|International Classification||B60T17/22, B60Q1/44, B60T13/58, B60T13/44|
|Cooperative Classification||B60T13/44, B60Q1/44, B60T13/581, B60T17/22, Y10T137/791|
|European Classification||B60T17/22, B60Q1/44, B60T13/44, B60T13/58B|
|Jun 12, 1986||AS||Assignment|
Owner name: CATERPILLAR INC., 100 N.E. ADAMS STREET, PEORIA, I

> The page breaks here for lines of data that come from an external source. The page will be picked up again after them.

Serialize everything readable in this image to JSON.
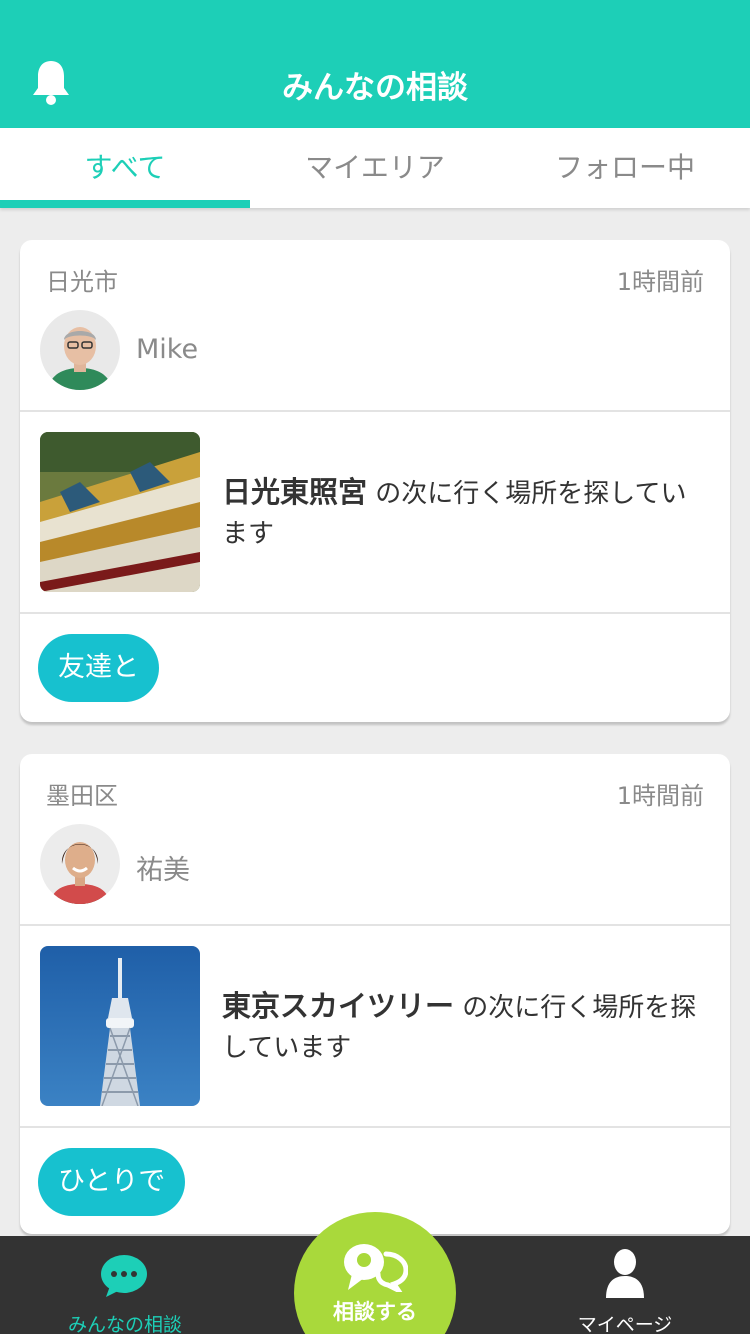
{
  "header": {
    "title": "みんなの相談",
    "bell_icon": "bell-icon"
  },
  "tabs": [
    {
      "label": "すべて",
      "active": true
    },
    {
      "label": "マイエリア",
      "active": false
    },
    {
      "label": "フォロー中",
      "active": false
    }
  ],
  "posts": [
    {
      "area": "日光市",
      "time": "1時間前",
      "user": "Mike",
      "place": "日光東照宮",
      "desc": " の次に行く場所を探しています",
      "tag": "友達と"
    },
    {
      "area": "墨田区",
      "time": "1時間前",
      "user": "祐美",
      "place": "東京スカイツリー",
      "desc": " の次に行く場所を探しています",
      "tag": "ひとりで"
    }
  ],
  "bottom_nav": {
    "left_label": "みんなの相談",
    "center_label": "相談する",
    "right_label": "マイページ"
  },
  "colors": {
    "accent": "#1dcfb7",
    "tag": "#17c1cf",
    "fab": "#a9d93b",
    "bar": "#333333"
  }
}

Free format text: ASSIGNMENT OF ASSIGNORS INTEREST.;ASSIGNOR:CATERPILLAR TRACTOR CO., A CORP. OF CALIF.;REEL/FRAME:004669/0905
Effective date: 19860515
Owner name: CATERPILLAR INC., A CORP. OF DE.,ILLINOIS
Free format text: ASSIGNMENT OF ASSIGNORS INTEREST;ASSIGNOR:CATERPILLAR TRACTOR CO., A CORP. OF CALIF.;REEL/FRAME:004669/0905
Effective date: 19860515